My father was the smartest man I knew.

All my life.

But he couldn’t hit a curve ball.

Or teach me, his eldest son,
how to hit a curve ball, either.

When I was eight years old,
my brother six,
we moved within walking distance
of old Boston Braves Field
in Alston, Massachusetts.

There, where ancient “Rabbit ” Maranville
played shortstop exhibiting
various unique skills
to which he was well known
in the National League.

The most appreciated by us loyal
Braves fans was the
Vest Pocket Catch
when the grizzled veteran
caught an infield fly in an imaginary
vest pocket.

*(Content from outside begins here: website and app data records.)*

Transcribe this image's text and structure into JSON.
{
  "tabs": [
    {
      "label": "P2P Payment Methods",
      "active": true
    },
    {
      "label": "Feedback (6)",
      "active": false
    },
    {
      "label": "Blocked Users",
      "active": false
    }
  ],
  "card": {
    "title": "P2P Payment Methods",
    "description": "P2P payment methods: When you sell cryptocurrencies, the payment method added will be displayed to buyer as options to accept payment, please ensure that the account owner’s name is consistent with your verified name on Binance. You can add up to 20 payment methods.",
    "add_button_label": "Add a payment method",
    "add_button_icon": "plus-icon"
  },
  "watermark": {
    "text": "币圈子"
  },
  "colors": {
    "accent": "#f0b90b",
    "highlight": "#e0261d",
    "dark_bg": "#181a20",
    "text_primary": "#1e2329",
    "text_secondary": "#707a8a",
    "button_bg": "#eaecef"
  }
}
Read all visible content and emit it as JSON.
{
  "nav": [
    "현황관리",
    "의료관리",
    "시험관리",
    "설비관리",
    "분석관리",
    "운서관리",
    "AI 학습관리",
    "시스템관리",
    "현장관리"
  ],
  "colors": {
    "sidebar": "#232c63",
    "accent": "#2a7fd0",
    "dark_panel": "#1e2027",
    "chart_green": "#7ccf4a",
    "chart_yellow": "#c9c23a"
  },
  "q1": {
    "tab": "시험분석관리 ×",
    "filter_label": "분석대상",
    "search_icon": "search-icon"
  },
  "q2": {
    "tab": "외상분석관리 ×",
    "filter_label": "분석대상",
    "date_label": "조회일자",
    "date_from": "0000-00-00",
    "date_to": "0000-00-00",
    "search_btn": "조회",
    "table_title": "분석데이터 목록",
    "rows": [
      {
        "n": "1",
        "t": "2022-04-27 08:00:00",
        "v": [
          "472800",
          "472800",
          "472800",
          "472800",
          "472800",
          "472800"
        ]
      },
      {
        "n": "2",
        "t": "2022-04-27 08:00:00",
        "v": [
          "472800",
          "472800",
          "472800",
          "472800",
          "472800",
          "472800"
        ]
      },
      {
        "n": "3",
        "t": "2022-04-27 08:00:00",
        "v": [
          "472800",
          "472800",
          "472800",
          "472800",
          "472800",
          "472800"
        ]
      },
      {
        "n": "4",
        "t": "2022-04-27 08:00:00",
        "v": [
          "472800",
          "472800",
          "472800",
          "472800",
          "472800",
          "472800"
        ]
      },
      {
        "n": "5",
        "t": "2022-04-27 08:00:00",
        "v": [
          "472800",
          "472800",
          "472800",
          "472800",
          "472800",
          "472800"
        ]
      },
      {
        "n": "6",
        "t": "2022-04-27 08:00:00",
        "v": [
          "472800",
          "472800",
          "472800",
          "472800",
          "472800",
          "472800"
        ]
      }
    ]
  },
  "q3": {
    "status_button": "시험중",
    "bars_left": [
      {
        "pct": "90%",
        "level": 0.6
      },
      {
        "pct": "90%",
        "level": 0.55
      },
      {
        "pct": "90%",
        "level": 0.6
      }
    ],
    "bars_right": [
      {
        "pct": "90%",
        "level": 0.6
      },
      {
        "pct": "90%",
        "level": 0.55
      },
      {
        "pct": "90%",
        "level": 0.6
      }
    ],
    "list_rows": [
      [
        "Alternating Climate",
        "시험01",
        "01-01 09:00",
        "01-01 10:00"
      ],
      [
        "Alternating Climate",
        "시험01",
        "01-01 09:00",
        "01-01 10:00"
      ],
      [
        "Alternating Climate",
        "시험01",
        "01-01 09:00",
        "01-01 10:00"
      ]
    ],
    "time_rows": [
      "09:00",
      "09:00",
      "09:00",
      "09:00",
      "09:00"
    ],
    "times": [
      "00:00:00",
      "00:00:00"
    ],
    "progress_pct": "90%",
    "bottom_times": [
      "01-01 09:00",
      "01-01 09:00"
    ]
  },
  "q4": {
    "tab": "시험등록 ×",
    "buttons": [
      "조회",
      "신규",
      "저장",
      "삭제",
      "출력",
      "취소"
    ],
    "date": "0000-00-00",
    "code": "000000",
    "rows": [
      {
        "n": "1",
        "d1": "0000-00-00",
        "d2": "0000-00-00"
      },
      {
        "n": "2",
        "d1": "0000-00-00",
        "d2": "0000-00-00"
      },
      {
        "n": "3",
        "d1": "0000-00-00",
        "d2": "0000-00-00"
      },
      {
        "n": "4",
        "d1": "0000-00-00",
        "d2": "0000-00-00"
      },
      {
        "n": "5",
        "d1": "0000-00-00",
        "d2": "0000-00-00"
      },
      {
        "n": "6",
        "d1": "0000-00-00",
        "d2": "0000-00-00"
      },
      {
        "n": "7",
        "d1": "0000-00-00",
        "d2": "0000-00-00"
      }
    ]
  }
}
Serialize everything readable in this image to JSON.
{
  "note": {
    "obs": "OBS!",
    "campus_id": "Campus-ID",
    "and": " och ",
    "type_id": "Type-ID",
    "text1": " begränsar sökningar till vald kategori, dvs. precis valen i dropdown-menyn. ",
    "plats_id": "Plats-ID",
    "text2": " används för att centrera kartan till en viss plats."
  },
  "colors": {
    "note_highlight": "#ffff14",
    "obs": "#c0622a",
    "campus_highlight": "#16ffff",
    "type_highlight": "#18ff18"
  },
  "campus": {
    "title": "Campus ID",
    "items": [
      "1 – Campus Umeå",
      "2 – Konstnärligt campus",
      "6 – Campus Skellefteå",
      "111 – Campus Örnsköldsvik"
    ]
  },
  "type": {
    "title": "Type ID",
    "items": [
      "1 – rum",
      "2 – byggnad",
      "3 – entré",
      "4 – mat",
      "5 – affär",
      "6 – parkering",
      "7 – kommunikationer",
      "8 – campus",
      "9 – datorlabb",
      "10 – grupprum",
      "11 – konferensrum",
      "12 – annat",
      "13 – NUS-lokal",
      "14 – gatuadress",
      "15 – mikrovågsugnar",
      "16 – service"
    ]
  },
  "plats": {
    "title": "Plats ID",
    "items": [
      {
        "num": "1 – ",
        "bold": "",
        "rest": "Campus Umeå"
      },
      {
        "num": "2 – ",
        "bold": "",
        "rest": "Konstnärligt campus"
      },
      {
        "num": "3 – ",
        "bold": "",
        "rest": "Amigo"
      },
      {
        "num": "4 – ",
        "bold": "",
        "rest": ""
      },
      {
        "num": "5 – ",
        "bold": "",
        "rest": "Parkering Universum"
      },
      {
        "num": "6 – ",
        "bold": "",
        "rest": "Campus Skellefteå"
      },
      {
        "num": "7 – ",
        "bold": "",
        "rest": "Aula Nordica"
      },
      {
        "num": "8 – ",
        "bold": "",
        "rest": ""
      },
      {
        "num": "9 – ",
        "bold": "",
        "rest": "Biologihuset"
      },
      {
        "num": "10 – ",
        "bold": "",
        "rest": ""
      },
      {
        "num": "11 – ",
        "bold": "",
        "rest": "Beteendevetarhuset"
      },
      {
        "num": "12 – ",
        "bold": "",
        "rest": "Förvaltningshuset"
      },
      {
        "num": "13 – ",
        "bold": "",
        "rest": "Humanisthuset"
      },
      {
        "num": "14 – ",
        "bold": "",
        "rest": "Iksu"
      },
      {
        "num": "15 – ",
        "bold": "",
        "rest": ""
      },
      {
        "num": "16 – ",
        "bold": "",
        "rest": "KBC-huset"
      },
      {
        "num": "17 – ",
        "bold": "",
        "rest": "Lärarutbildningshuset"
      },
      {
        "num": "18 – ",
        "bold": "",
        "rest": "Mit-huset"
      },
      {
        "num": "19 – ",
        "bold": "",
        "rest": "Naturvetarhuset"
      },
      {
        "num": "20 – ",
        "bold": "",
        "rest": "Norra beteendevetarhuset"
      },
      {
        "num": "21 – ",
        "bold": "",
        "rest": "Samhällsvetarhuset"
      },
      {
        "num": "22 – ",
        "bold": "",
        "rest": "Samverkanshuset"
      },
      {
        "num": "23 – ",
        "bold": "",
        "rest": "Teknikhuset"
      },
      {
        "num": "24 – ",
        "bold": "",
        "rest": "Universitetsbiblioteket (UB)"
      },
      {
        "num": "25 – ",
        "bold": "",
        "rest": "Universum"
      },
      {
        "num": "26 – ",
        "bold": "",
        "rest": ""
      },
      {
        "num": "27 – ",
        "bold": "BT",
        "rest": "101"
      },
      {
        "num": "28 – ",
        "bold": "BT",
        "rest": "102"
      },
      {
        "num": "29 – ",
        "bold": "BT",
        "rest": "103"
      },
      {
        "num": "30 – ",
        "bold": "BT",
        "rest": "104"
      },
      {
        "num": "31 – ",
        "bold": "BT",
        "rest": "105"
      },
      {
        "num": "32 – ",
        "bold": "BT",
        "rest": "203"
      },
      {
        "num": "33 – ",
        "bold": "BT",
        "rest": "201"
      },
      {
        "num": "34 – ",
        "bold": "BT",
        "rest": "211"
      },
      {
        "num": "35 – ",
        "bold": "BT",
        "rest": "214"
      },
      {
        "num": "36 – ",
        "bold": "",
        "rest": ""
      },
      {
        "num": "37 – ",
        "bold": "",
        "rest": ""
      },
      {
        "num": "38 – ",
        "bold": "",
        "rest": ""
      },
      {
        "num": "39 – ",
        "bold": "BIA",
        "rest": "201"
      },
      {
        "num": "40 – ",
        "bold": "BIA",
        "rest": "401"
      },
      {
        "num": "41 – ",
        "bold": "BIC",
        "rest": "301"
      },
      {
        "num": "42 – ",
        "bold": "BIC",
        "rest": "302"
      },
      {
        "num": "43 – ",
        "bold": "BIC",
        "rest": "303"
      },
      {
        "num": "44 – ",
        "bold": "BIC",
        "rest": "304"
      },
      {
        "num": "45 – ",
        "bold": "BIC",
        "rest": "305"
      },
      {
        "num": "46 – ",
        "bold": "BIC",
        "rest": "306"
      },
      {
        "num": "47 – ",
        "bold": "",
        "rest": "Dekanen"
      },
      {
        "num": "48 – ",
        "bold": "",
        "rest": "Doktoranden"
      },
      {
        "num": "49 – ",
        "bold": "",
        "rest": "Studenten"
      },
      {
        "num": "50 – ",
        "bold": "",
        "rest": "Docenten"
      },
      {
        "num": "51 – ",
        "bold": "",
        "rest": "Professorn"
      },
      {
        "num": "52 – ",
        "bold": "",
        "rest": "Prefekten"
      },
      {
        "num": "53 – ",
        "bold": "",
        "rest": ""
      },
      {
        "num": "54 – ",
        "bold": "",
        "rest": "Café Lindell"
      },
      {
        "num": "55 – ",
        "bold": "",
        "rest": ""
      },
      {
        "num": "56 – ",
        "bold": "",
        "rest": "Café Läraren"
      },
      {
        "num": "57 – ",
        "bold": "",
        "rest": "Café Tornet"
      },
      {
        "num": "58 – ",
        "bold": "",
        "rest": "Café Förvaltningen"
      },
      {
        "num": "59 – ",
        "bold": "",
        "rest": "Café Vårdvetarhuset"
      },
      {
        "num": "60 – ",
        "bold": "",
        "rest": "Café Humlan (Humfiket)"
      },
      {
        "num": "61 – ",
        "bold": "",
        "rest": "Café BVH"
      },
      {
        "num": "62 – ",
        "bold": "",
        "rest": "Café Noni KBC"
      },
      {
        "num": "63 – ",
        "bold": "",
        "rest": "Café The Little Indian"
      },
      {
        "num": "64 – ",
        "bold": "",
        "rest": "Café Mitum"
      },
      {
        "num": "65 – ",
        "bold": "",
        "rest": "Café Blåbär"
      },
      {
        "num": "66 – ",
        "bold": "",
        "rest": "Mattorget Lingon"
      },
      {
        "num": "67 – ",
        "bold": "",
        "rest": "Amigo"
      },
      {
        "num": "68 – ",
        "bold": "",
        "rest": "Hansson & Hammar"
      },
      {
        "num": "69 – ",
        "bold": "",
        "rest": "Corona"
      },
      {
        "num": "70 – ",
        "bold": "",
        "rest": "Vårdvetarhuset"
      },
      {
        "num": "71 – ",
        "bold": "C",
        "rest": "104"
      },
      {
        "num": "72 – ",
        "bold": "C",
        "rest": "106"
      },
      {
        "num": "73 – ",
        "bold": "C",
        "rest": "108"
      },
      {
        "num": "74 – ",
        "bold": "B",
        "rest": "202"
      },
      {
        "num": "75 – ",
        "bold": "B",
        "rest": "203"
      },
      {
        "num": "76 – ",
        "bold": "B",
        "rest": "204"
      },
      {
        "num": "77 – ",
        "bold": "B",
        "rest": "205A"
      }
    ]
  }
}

Rabbit’s partner, Moran, played
second base.

He shared my shortcoming —
he couldn’t hit a curve ball, either.

Wally Berger patrolled center field
and he could hit a curve ball a mile.

So could Sid Gordon
who played third base.

The Braves
who had just traded away
Babe Ruth
to New York
for a mess of potage
(my Dad’s description)
staggered through the season
in spite of our
unqualified support.

I never learned to hit a curve ball.